Meg Kennedy, Staff

“Sharenting,” or oversharing your child’s life on social media, has become more and more of an issue as our years online grow. We all have that family member known to share every second of their child’s lives on Facebook or Instagram, but many of the these parents are unaware of the dangers of oversharing the lives of their child. Not only does it become an issue of safety, but it can also become an issue of privacy and consent. When it comes to posting about a child online: what is too much?

Many parents, my own included, set basic limits on technology growing up in order to protect their child from the dangers of exposure to the dangerous side of the world online however the problems we faced were different from the ones children face now. While I do believe this taught me some valuable lessons on understanding the importance of what websites you are on, who you speak to, or what content you consume, it failed to fully to keep up with the ever-changing environment online. Many children apart of my generation grew up as technology was first evolving and existing online and on social media became the norm. I can trace photos and information about myself all the way back to the age of seven both on my own and my parents social media accounts. Now children as small as infants will one day be able to trace back that same information and photos. Parents exposing their children to this environment from ages that young greatly impact how they will grow up. Knowing those embarrassing photos from elementary school are open to the world is a scary thought. It is clear that as users of this type of media, there needs to be a better balance to share the important moments without oversharing the daily life of children, but how do we decide what makes the cut?

The first issue, the issue of safety, deals mostly with the child’s identity. A rising issue has become an innocent parent posts about their young child online, sharing information like their name, birthday, and other personal information, and online predators steal the child’s identity. Simple information like this is all it takes for a predator to be able to steal an identity. My biggest piece of advice would be to compare what you post about a child to what you would post about yourself. Would you feel safe knowing your birthdate, name, hometown, school, dance studio, best friend’s name, or other parts of your life were open to others you are not entirely familiar with? The internet can be a scary world even for educated adults, so why are we exposing our children to these same dangerous we sought to hide from? The New Yorker confirmed that Facebook and Google use our information in elections and as technology advances the more companies like this will have control of our personal information. Where else can our information or our child’s information be used?

Another issue that arises is how a child might feel about the post. Many questions come to mind when I think of consent and posting about a child. At what age do children understand that they may or may not want their photo online? Does the child have a say in whether or not a parent can post about their child? How much is too much? When a child asks to take it down, does the parent have to listen? It becomes a difficult to dissect because it depends on both the child and adult’s understanding of consent and safety.

It can also develop problems with a child’s identity. In terms of children who have parents interested in blogging or video blogging and grow up in the environment, it is difficult for them to understand their real identity beyond their online identity. They become associated from an extremely young age to act a certain way for a camera or for a story, but what are the long term effects? I recently heard a story about a “mommy blogger” whose child no longer wanted to be included in their posts. In this specific situation, the parent’s business is impacted by the child no longer wanting to be included. However, what some parents fail to see is that just because a child is young, does not mean they are void of consent.

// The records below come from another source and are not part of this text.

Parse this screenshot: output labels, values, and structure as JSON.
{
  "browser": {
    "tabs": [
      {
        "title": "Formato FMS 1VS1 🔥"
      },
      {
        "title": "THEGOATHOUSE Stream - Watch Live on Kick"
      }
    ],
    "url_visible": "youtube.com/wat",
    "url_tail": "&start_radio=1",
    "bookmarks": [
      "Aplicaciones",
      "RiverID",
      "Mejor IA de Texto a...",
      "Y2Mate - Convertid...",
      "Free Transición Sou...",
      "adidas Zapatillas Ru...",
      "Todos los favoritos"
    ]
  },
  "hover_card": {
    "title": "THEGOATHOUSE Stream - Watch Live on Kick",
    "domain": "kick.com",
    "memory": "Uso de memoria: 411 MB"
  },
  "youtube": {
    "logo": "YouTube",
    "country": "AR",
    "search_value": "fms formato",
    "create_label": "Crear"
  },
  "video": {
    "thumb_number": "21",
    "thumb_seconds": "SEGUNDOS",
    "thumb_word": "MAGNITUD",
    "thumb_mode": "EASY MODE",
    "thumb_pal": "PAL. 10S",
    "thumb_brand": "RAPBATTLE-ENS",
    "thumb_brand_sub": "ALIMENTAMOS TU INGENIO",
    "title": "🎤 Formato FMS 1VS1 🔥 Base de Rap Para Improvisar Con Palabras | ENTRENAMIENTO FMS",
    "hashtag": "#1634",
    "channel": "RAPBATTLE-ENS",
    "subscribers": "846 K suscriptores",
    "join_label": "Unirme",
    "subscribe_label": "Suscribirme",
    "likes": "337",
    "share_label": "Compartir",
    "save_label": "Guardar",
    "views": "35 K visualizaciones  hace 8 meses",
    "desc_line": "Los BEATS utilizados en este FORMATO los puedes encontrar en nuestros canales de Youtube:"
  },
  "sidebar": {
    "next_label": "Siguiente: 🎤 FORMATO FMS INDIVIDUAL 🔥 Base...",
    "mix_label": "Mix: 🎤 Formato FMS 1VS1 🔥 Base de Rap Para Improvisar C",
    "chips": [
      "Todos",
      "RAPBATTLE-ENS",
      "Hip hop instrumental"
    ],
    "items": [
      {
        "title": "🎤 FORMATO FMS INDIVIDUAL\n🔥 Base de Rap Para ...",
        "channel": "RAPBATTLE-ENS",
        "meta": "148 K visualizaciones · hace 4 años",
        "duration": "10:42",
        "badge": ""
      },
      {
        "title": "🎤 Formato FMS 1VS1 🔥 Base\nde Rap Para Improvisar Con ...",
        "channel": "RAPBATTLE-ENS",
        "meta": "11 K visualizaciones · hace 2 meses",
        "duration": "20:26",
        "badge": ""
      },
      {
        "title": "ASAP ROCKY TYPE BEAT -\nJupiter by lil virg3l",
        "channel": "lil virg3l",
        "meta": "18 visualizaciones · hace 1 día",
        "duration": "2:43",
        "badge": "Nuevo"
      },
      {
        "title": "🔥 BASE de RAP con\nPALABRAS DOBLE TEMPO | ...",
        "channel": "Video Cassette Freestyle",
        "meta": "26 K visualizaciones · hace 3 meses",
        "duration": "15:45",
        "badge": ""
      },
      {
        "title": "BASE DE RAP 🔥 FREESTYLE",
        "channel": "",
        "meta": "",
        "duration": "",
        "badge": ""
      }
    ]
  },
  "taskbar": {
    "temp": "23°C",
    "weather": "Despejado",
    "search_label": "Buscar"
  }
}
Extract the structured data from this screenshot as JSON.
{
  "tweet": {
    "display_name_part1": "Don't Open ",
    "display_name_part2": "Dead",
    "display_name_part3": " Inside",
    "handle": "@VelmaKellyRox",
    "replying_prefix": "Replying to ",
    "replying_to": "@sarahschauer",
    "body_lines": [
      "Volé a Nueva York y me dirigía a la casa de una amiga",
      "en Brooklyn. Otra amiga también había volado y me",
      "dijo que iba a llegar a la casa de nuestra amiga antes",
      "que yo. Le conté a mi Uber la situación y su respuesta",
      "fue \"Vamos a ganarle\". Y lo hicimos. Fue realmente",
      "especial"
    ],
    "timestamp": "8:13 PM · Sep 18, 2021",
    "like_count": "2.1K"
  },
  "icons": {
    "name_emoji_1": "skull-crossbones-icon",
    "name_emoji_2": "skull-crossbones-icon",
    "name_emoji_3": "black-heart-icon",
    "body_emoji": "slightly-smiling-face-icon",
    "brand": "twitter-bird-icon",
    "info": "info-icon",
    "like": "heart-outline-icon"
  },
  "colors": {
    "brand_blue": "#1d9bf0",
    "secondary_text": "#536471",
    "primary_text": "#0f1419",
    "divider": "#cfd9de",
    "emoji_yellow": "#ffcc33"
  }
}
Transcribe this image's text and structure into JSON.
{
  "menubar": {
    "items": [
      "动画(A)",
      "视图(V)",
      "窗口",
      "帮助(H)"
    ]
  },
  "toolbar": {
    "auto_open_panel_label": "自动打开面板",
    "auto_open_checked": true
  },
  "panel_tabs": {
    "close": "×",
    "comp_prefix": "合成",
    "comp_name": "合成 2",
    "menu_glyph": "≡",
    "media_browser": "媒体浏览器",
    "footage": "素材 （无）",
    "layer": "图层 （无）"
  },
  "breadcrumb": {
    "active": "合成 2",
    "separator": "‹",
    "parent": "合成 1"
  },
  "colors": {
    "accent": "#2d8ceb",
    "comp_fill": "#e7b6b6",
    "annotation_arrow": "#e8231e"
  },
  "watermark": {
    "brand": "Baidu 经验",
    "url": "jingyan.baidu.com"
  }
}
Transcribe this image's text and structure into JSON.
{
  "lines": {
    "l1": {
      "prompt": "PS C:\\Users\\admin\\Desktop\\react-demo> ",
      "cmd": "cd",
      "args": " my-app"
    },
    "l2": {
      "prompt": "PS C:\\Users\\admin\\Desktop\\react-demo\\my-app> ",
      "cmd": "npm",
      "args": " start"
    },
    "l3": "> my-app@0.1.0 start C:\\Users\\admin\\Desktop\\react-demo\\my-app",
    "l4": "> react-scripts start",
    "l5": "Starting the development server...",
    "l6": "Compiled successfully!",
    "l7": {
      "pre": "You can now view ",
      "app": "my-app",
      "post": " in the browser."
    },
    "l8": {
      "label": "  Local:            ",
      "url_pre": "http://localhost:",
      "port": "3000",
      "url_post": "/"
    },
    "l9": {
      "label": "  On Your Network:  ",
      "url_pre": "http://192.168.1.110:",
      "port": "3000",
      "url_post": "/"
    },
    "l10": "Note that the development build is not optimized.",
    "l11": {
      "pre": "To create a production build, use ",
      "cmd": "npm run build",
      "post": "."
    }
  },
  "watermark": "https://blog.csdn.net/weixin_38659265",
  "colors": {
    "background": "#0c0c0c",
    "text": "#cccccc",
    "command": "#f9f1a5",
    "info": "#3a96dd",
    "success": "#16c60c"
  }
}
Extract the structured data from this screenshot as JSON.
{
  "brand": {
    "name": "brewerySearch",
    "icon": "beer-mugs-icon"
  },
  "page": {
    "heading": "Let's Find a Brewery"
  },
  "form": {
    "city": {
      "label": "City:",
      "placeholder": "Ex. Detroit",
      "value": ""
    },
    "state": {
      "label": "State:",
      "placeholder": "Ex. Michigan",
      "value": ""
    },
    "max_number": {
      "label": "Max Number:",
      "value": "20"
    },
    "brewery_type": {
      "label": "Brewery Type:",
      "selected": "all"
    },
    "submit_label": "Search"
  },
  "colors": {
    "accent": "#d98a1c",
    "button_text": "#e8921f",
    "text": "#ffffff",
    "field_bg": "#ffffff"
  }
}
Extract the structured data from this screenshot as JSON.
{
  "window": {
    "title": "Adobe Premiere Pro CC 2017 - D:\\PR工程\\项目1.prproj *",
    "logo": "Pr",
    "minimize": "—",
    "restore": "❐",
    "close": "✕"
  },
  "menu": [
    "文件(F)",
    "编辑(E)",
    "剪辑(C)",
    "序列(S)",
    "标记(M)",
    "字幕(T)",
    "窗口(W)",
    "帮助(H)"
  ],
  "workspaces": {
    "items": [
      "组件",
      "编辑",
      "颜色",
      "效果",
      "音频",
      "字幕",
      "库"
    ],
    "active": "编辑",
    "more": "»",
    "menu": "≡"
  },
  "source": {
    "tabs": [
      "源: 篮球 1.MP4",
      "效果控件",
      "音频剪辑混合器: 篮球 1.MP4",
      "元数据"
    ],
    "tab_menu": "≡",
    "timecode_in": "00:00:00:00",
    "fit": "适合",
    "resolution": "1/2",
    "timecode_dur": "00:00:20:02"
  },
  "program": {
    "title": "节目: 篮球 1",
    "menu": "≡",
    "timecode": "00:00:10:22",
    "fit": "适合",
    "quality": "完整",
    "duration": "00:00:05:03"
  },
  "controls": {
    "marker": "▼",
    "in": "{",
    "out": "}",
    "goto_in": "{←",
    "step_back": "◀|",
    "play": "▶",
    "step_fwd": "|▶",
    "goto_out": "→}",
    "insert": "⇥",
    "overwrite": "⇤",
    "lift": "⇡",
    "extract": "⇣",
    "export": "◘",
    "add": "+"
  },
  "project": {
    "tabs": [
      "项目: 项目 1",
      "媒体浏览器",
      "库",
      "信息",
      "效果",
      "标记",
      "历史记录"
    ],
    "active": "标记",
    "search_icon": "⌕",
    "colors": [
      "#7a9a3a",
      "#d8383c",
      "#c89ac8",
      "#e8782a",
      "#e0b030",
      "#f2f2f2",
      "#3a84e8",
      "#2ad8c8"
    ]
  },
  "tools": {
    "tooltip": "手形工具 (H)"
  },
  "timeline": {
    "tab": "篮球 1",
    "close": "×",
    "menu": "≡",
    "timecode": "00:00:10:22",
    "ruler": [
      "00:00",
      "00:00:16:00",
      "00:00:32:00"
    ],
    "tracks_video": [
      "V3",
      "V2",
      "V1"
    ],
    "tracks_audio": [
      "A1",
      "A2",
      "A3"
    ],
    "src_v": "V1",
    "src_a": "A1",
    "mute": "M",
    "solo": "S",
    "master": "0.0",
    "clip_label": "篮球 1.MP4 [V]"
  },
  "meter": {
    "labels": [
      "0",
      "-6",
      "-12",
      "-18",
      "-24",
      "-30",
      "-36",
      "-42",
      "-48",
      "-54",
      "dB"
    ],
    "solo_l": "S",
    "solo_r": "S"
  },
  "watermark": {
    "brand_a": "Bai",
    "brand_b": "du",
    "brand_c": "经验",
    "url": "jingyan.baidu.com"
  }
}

It is important, especially in a world where our lives are so accessible to predators, to being open to listening to why children do not want their information (or even just an embarrassing photo) online. These posts do not go away and follow us for years after you post, so it is important to think about not only your child’s current feeling towards the post as well as their future as well. As a child who grew up in the age of technology, one of the biggest things I have learned is not every memory needs to go online. Keeping journals and scrapbooks or even files with photos can save those funny photos the same way Facebook can and can even include the child in the process of saving these photos!

The most important thing to remember is properly understanding the repercussions of every post you make online whether it includes your child or yourself. You can protect yourself and your loved ones from the threats so many of us never expected the internet to develop just by being more thoughtful and cautious with each status you post. In just five years, social media will have a whole new way of existence and the next generation will find new ways of understanding it as well, but for now it is important to protect your children and properly discuss online boundaries in a fair and understanding way.